GOAL OF THE EXERCISE: Check which lines in the records hold "title" and report how many there are, with no other text.

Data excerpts
_ _ _ _

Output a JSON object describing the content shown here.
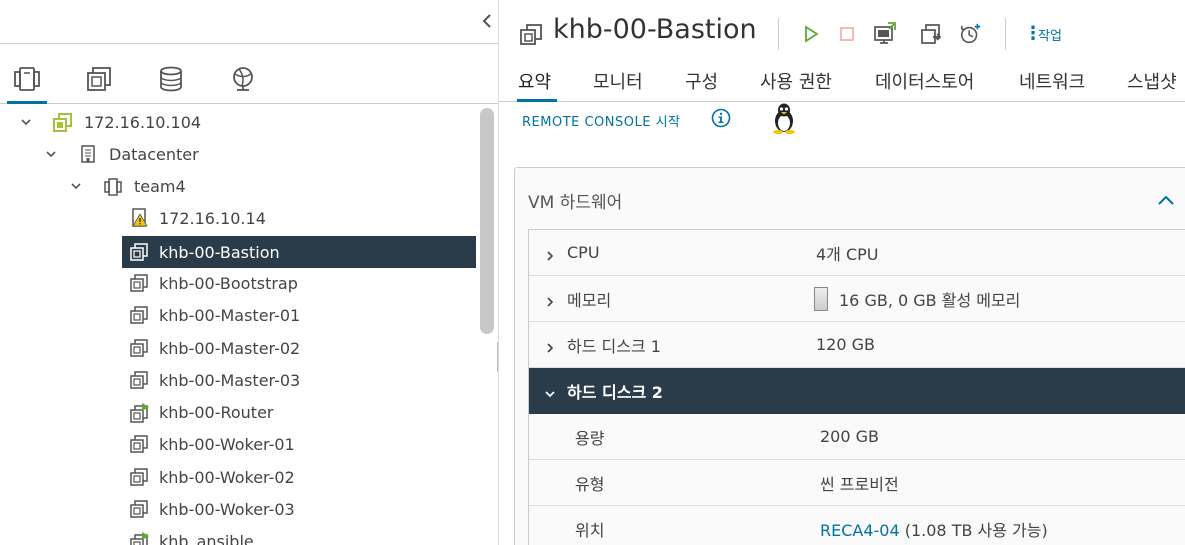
{
  "nav": {
    "tabs": [
      "hosts-and-clusters",
      "vms-and-templates",
      "storage",
      "networking"
    ],
    "active_tab": "hosts-and-clusters"
  },
  "tree": {
    "items": [
      {
        "label": "172.16.10.104",
        "icon": "vcenter-icon"
      },
      {
        "label": "Datacenter",
        "icon": "datacenter-icon"
      },
      {
        "label": "team4",
        "icon": "cluster-icon"
      },
      {
        "label": "172.16.10.14",
        "icon": "host-warning-icon"
      },
      {
        "label": "khb-00-Bastion",
        "icon": "vm-icon"
      },
      {
        "label": "khb-00-Bootstrap",
        "icon": "vm-icon"
      },
      {
        "label": "khb-00-Master-01",
        "icon": "vm-icon"
      },
      {
        "label": "khb-00-Master-02",
        "icon": "vm-icon"
      },
      {
        "label": "khb-00-Master-03",
        "icon": "vm-icon"
      },
      {
        "label": "khb-00-Router",
        "icon": "vm-powered-on-icon"
      },
      {
        "label": "khb-00-Woker-01",
        "icon": "vm-icon"
      },
      {
        "label": "khb-00-Woker-02",
        "icon": "vm-icon"
      },
      {
        "label": "khb-00-Woker-03",
        "icon": "vm-icon"
      },
      {
        "label": "khb_ansible",
        "icon": "vm-powered-on-icon"
      }
    ],
    "selected": "khb-00-Bastion"
  },
  "header": {
    "title": "khb-00-Bastion",
    "actions_label": "작업",
    "toolbar_icons": [
      "power-on-icon",
      "power-off-icon",
      "open-console-icon",
      "migrate-icon",
      "snapshot-icon"
    ]
  },
  "subtabs": [
    "요약",
    "모니터",
    "구성",
    "사용 권한",
    "데이터스토어",
    "네트워크",
    "스냅샷"
  ],
  "remote_console": "REMOTE CONSOLE 시작",
  "hardware": {
    "title": "VM 하드웨어",
    "rows": [
      {
        "key": "CPU",
        "value": "4개 CPU"
      },
      {
        "key": "메모리",
        "value": "16 GB, 0 GB 활성 메모리"
      },
      {
        "key": "하드 디스크 1",
        "value": "120 GB"
      },
      {
        "key": "하드 디스크 2",
        "value": ""
      },
      {
        "key": "용량",
        "value": "200 GB"
      },
      {
        "key": "유형",
        "value": "씬 프로비전"
      },
      {
        "key": "위치",
        "value_link": "RECA4-04",
        "value_suffix": " (1.08 TB 사용 가능)"
      }
    ]
  },
  "colors": {
    "accent": "#0072a3",
    "selected_bg": "#2a3c49",
    "vm_green": "#61a830",
    "warning": "#f5c400",
    "vcenter": "#a4c33b"
  }
}
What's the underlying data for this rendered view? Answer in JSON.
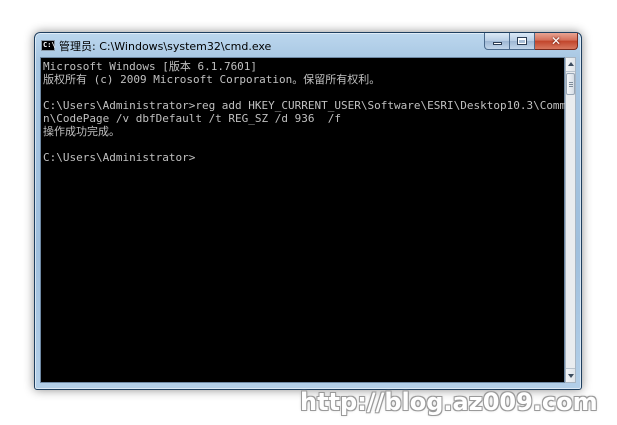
{
  "window": {
    "title": "管理员: C:\\Windows\\system32\\cmd.exe",
    "icon": "console-app-icon",
    "buttons": {
      "minimize": "minimize-icon",
      "maximize": "maximize-icon",
      "close": "close-icon",
      "close_glyph": "✕"
    }
  },
  "console": {
    "lines": [
      "Microsoft Windows [版本 6.1.7601]",
      "版权所有 (c) 2009 Microsoft Corporation。保留所有权利。",
      "",
      "C:\\Users\\Administrator>reg add HKEY_CURRENT_USER\\Software\\ESRI\\Desktop10.3\\Commo",
      "n\\CodePage /v dbfDefault /t REG_SZ /d 936  /f",
      "操作成功完成。",
      "",
      "C:\\Users\\Administrator>"
    ],
    "text_color": "#c0c0c0",
    "background": "#000000"
  },
  "scrollbar": {
    "position_fraction": 0.0
  },
  "watermark": {
    "text": "http://blog.az009.com"
  }
}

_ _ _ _

REPLY: 3